Note: Charcot-Marie-Tooth News is strictly a news and information website about the disease. It does not provide medical advice, diagnosis, or treatment. This content is not intended to be a substitute for professional medical advice, diagnosis, or treatment. Always seek the advice of your physician or other qualified health provider with any questions you may have regarding a medical condition. Never disregard professional medical advice or delay in seeking it because of something you have read on this website. The opinions expressed in this column are not those of Charcot-Marie-Tooth News or its parent company, BioNews Services, and are intended to spark discussion about issues pertaining to Charcot-Marie-Tooth.


kay preece avatar

kay preece

I was diagnosed with CMT 1 in October 2021, i too feel awkward trying to explain how i feel on a daily basis to friends and co workers so i tend to just say that i over stretched last night and that's why I'm walking funny! I really don't think there is a quick way to explain the constant numbness i feel in my feet everyday and the clumsy way i walk, if anyone has an answer i would love to hear it.
Thank you

kevin cole avatar
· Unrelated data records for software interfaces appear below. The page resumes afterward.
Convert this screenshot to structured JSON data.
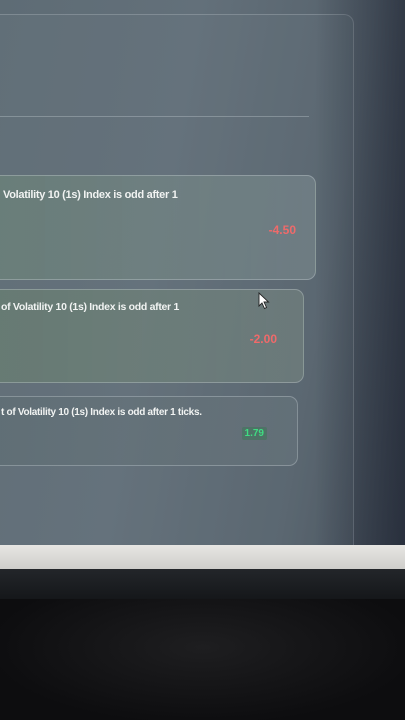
{
  "transactions": [
    {
      "text": "Volatility 10 (1s) Index is odd after 1",
      "amount": "-4.50",
      "status": "loss"
    },
    {
      "text": "of Volatility 10 (1s) Index is odd after 1",
      "amount": "-2.00",
      "status": "loss"
    },
    {
      "text": "t of Volatility 10 (1s) Index is odd after 1 ticks.",
      "amount": "1.79",
      "status": "profit"
    }
  ],
  "colors": {
    "loss": "#f06a6a",
    "profit": "#3fdc82"
  },
  "icons": {
    "pointer": "mouse-pointer-icon"
  }
}
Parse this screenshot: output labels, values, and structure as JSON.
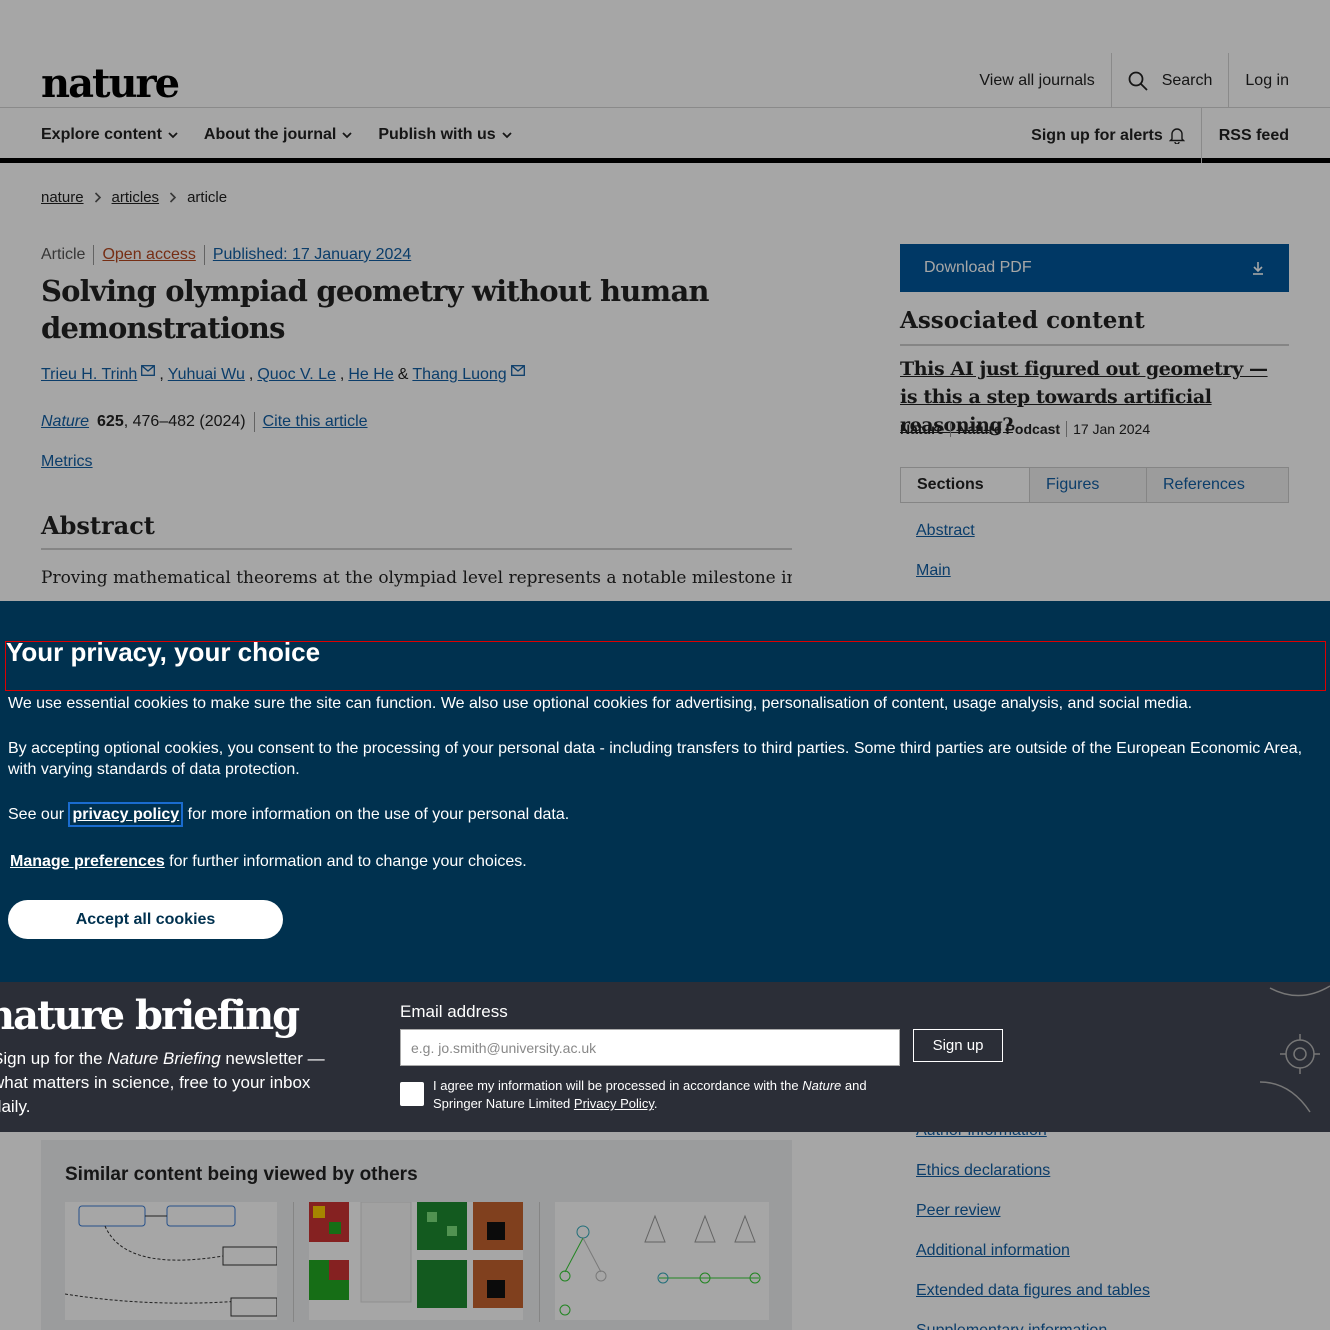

kevin cole

Sometimes I just tell people I have a wimpy form of muscular dystrophy, and it's just nature's way of seeing if I have a sense of humor.

Karon Edleson avatar

Karon Edleson

I wish more ideas and suggestions had been given in this article. Mittens and gloves did not help me much and I think this subject is worth addressing further.

GL avatar


The socks thing - the struggle is real! I have on a couple of occasions, hopped into the shower in a hurry not realizing my socks were still on. Because I cannot feel the difference unless I look. When I am in a hurry I don't always look!!! LOL. I drop things a lot and the part that bothers me most is the balance issues. Before I was diagnosed the clumsiness was very noticeable by my family. I had a lot of nicknames such as, "Gracie Graceful", and Klutz, and was chided as the only person who would fall up the stairs, or trip over a strand of hair. When I was diagnosed, my mother apologized for being one of the people who teased me about my lack of motor skills skills and poor coordination

Susan Maloney avatar

Susan Maloney

I sympathize with all of the folks above. I was diagnosed at age 67 and my symptoms were mild. Now 77 much more observable. Amazing how many have never heard of this disease. Keep looking for a simple way to inform folks when I "get the look" on a bad day.


Leave a comment

Fill in the required fields to post. Your email address will not be published.